Enabling Adobe Reader to show a Green
Tick for Trusted Certificates from other CAs
Trust is essential in today’s e-business environment to meet legislative, regulatory and internal
compliance requirements. Ascertia’s products respond to these needs by providing advanced
digital signature trust services to confirm sign-off and approval within business documents and
workflows, and delivering traceability, accountability, integrity, audit as well as secure archiving.
The PDF specifications are open and used by many different vendors to provide useful e-
business solutions. With any unprotected PDF document, end-users are generally unable to
determine if the document is fraudulent or genuine, who the originator was, whether the
document is official, authorised or approved and has it been modified in any way. Many
organisations would like to resolve such trust issues, have their PDF documents to be accepted
with confidence and to promote their brand image as secure and trustworthy.
Ascertia is a world leader in providing products that can sign and verify PDF and PDF/A
documents. However the default configuration of the ubiquitous Adobe® Reader® product
means that any signatures that do not chain to the Adobe Root CA are shown with a status of
“unknown”. This document describes how other CA certificates can be added very simply as a
new trust point within Adobe Reader. Now when end-users check the trust status of signed
business documents they can find the correct answer.
The Trust Symbols
When a document is signed by a trustworthy certificate issued by a Certificate Authority
not chained to the Adobe Root CA, most end-users will not see a green ‘trusted’ tick,
instead they see a blue question mark indicating the trust status is ‘unknown’. The reason
for this is that a certificate chain could not be built to a Trusted Identity.

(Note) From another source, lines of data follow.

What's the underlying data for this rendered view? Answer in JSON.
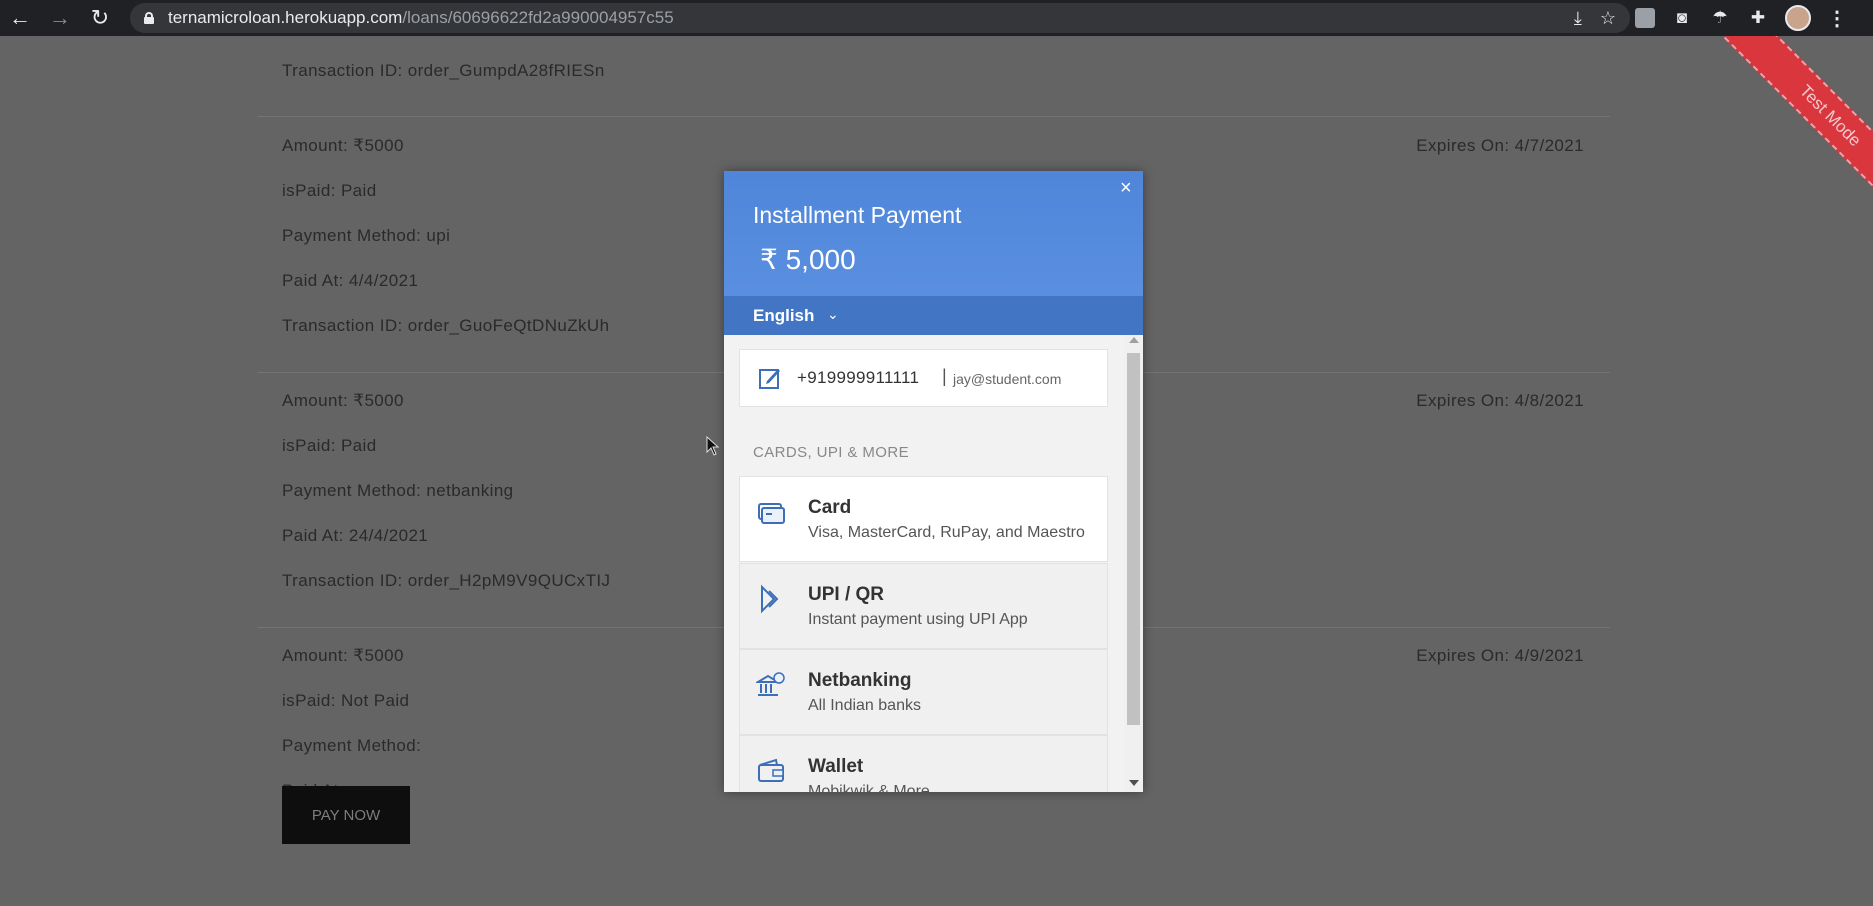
{
  "browser": {
    "back_icon": "←",
    "forward_icon": "→",
    "reload_icon": "↻",
    "url_host": "ternamicroloan.herokuapp.com",
    "url_path": "/loans/60696622fd2a990004957c55",
    "install_icon": "⤓",
    "star_icon": "☆",
    "camera_icon": "◙",
    "ext_icon": "☂",
    "puzzle_icon": "✚",
    "menu_icon": "⋮"
  },
  "page": {
    "installments": [
      {
        "transaction": "Transaction ID: order_GumpdA28fRIESn"
      },
      {
        "amount": "Amount: ₹5000",
        "expires": "Expires On: 4/7/2021",
        "is_paid": "isPaid: Paid",
        "method": "Payment Method: upi",
        "paid_at": "Paid At: 4/4/2021",
        "transaction": "Transaction ID: order_GuoFeQtDNuZkUh"
      },
      {
        "amount": "Amount: ₹5000",
        "expires": "Expires On: 4/8/2021",
        "is_paid": "isPaid: Paid",
        "method": "Payment Method: netbanking",
        "paid_at": "Paid At: 24/4/2021",
        "transaction": "Transaction ID: order_H2pM9V9QUCxTIJ"
      },
      {
        "amount": "Amount: ₹5000",
        "expires": "Expires On: 4/9/2021",
        "is_paid": "isPaid: Not Paid",
        "method": "Payment Method:",
        "paid_at": "Paid At:"
      }
    ],
    "pay_now": "PAY NOW",
    "ribbon": "Test Mode"
  },
  "checkout": {
    "title": "Installment Payment",
    "amount": "₹ 5,000",
    "close": "×",
    "language": "English",
    "language_chevron": "⌄",
    "phone": "+919999911111",
    "separator": "|",
    "email": "jay@student.com",
    "section_label": "CARDS, UPI & MORE",
    "methods": [
      {
        "title": "Card",
        "subtitle": "Visa, MasterCard, RuPay, and Maestro",
        "icon": "card-icon"
      },
      {
        "title": "UPI / QR",
        "subtitle": "Instant payment using UPI App",
        "icon": "upi-icon"
      },
      {
        "title": "Netbanking",
        "subtitle": "All Indian banks",
        "icon": "bank-icon"
      },
      {
        "title": "Wallet",
        "subtitle": "Mobikwik & More",
        "icon": "wallet-icon"
      }
    ],
    "accent": "#528ff0"
  }
}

One of the easiest
ways of getting your end-users to be able to trust your documents is to create a document
like this that can present your Root CA certificate to Reader – now a green tick will be
seen if the certificate is trusted. If the certificate is untrusted or if changes have been
made to the document (invalidating the signature) then of course a red cross is shown.
How to embed your Root Certificate
This PDF is an example of the type of document that can be Signed By: Rod Crook
created to simply add a new trust point to Reader. To the Reason: I approve this document
right is a digital signature signed by Rod Crook of Ascertia 11/03/2010 22:10:28 GMT +00:00
under the Ascertia Root CA. It is expected that everyone will
see a blue question mark indicating that the signature has an
unknown status. Follow these seven steps to get a tick:
1) Click on the attachments tab on the left of the screen (it’s a paperclip icon as shown):
2) Open the attachment “Ascertia Root CA Certificate.fdf” and this window is shown:
www.ascertia.com Page 1 of 2
Enabling Reader to show a Green Tick for Trusted Certificates from other CAs
3) Click on the “Set Contact Trust “ button
4) This screen is now shown, now select the two check boxes as shown below:
5) Click OK and the following window opens, click OK again
6) Now click the close button and the update to the Trusted Identities list is complete.
7) Now go back and click on the signature block shown on page 1 to re-validate it -
you should see the blue question mark change to a green tick.
If you need further help in understanding the trust aspects discussed here then do contact
Ascertia as shown below. The FDF files described can be easily created using Adobe®
Acrobat®. The Ascertia products that can be used to sign and verify PDFs include ADSS Server
(also called PDF Signer Server), PDF Sign&Seal, Secure Email Server and in future the Trusted
Archive Server. The Ascertia web-site www.ascertia.com provides details of these.
For Sales Support: Email firstname.lastname@example.org
For Product Support: Email email@example.com
© Ascertia, August 2008. All trademarks are the property of their respective owners.
Identity Proven, Trust Delivered